The latency between Sweden and California wasn’t great to begin with, but it was made worse because each API call had to wait on the preflight OPTIONS call before dispatching the actual request. Our API’s response time is fast (sub 10ms), yet some users would see response times north of 500ms!

This second HTTP OPTIONS request, doubles the latency for getting your data, and users hate latency.

At that point, we were faced with a big question: how do we get rid of this extra request?


To get to that, we need to understand why developers use the X-Requested-With header, which brings us all the way back to 2005 and all of those best practices around Ajax. In order to use canonical URLs for all resources, we used the same URL for the full page request as well as the XHR request, and used the X-Requested-With header to distinguish between the requester.

There were a couple of problems with this, though:

  1. X-Requested-With is a custom header hoping to be a de-facto standard
  2. We were sending different responses for the same URL based on the type of requester rather than its advertised capabilities or the requested response format.

This started to smell a lot like the late ‘90s, when we served different HTML to Internet Explorer and Netscape.

The solution for these problems is to use standard headers that correctly advertise capabilities or requested response format, and it turns out that the HTTP spec did have a standard header for just this purpose.
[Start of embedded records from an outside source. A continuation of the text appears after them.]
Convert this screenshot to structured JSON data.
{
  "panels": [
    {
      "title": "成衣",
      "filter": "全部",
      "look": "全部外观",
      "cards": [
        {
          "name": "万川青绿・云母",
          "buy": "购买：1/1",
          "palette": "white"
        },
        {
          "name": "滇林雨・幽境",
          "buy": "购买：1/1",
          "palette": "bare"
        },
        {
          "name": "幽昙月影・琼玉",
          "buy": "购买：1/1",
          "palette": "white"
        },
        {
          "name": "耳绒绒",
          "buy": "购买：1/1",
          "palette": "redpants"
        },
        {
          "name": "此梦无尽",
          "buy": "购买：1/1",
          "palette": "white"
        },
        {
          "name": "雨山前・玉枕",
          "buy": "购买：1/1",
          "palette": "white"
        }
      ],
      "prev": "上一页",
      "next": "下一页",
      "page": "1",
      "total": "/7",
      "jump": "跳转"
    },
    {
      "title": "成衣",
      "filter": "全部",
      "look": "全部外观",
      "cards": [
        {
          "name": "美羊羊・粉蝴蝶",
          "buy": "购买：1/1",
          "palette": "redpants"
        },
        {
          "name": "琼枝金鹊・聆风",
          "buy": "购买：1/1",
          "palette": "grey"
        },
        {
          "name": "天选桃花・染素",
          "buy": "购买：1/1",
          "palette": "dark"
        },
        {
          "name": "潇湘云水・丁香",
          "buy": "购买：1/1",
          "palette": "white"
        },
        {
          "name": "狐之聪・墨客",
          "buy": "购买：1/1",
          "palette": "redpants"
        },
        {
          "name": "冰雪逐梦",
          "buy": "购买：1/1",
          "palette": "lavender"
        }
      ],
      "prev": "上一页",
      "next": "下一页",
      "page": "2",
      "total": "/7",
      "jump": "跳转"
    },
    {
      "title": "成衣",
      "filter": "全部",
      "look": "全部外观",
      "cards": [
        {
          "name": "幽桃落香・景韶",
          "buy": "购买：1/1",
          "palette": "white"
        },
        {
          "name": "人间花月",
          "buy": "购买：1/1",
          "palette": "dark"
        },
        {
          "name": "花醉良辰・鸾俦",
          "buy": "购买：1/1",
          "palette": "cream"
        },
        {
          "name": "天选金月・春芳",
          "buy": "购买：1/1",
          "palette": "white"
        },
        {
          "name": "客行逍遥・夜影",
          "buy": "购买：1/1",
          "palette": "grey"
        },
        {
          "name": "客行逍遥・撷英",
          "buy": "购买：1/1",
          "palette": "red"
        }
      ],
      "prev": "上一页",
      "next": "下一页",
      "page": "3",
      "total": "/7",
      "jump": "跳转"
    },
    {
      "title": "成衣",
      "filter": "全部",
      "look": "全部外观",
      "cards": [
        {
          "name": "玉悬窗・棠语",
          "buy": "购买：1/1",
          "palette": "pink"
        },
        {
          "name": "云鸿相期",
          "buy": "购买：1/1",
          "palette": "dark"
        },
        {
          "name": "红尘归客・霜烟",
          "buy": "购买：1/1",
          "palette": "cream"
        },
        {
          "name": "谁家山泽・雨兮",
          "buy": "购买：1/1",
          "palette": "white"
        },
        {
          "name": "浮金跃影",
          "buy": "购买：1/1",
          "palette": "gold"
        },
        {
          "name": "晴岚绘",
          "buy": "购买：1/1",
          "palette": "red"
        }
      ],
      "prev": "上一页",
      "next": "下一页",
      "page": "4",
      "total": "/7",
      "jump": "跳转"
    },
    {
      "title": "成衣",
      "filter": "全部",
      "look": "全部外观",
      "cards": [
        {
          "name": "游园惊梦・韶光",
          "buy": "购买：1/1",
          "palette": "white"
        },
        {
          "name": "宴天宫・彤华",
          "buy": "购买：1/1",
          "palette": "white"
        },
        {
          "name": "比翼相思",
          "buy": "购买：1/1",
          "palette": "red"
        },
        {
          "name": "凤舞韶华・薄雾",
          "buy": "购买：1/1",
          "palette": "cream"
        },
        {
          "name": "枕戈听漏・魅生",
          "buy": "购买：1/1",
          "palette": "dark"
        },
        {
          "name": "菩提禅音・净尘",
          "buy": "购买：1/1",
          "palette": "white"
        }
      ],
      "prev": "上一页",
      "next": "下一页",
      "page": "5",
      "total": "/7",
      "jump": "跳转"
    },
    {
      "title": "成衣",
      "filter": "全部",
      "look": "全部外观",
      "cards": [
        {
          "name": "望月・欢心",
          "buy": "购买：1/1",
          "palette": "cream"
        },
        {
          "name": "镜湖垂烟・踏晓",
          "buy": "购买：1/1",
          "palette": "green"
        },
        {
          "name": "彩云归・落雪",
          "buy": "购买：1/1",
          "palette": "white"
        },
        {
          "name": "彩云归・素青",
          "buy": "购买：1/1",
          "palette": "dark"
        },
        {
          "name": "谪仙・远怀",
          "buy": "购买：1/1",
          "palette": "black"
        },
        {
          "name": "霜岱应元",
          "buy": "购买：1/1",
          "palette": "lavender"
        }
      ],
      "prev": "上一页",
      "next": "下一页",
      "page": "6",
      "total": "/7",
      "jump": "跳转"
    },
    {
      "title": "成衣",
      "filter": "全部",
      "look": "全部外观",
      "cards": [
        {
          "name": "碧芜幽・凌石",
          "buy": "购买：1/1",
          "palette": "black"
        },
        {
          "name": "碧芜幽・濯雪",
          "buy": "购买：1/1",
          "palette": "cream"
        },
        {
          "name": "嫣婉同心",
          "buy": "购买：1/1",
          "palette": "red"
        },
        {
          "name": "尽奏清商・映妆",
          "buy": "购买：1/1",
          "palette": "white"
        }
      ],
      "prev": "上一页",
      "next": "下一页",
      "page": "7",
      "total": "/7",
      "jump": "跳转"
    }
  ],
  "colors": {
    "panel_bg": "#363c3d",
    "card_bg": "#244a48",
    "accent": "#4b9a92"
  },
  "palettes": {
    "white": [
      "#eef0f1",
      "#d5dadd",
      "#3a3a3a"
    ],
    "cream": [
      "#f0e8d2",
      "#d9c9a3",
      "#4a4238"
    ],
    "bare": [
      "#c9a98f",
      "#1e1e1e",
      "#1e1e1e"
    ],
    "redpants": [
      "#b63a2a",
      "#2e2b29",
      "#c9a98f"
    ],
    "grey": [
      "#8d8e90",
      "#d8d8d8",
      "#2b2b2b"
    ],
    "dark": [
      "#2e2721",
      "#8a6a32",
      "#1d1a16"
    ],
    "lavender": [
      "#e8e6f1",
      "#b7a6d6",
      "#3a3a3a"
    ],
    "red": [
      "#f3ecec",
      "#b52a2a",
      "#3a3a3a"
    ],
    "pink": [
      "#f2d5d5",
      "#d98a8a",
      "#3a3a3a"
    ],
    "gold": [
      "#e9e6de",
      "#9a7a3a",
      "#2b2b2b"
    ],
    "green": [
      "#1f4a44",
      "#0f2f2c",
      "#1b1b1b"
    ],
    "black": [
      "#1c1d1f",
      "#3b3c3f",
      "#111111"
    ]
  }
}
Other custom headers

In recent versions of Angular and JQuery, this header was actually removed by default unless explicitly added, so it wasn’t an issue for Splice, but because we used to send this header (via JQuery), we wrongly assumed that preflight requests was unavoidable.

We did, however, have other custom headers that we used to report the version (git hash) of the JavaScript code making the request. These headers had the same effect since they failed the custom headers check for the preflight.

The Accept header

The Accept header, described in section 14.1 of RFC 2616, allows the caller to specify the content types it is willing to receive. By default, the browser will include text/html as the preferred acceptable type. When making our XHR request, we could specify application/json, application/xml, text/csv or anything else as the only acceptable content type.

Your server application can then look at the Accept header to decide whether to respond with the full HTML or with a JSON representation of the data or something else. The technical term for this is called content negotiation.

Other implementations add a query string parameter to the URL specifying the requested content type or other parameters related to the client library like a version or a hash.


Responses to these requests can be cached if they have the appropriate cache-control headers. It’s important to make sure that the server uses the  Vary header to specify that the Accept header was used to generate negotiated content, and therefore should be part of the cache key, both in the browser, as well as in intermediate proxies.


  1. Cross-domain XMLHttpRequests work if the server supports the appropriate CORS headers.
  2. Adding custom headers or using a non-standard content-type forces the browser to issue a preflight OPTIONS request to determine if these are acceptable or not, and this effectively doubles the latency of fetching data.
  3. Avoid custom HTTP headers, and use standard headers like Accept for content negotiated responses instead.
  4. Use the Vary header to tell clients and intermediates that the Accept header is important for caching.
  5. It’s important to learn from history so that we do not repeat old mistakes.



For more on this and so many other fascinating topics, visit the Akamai Developer blog home page.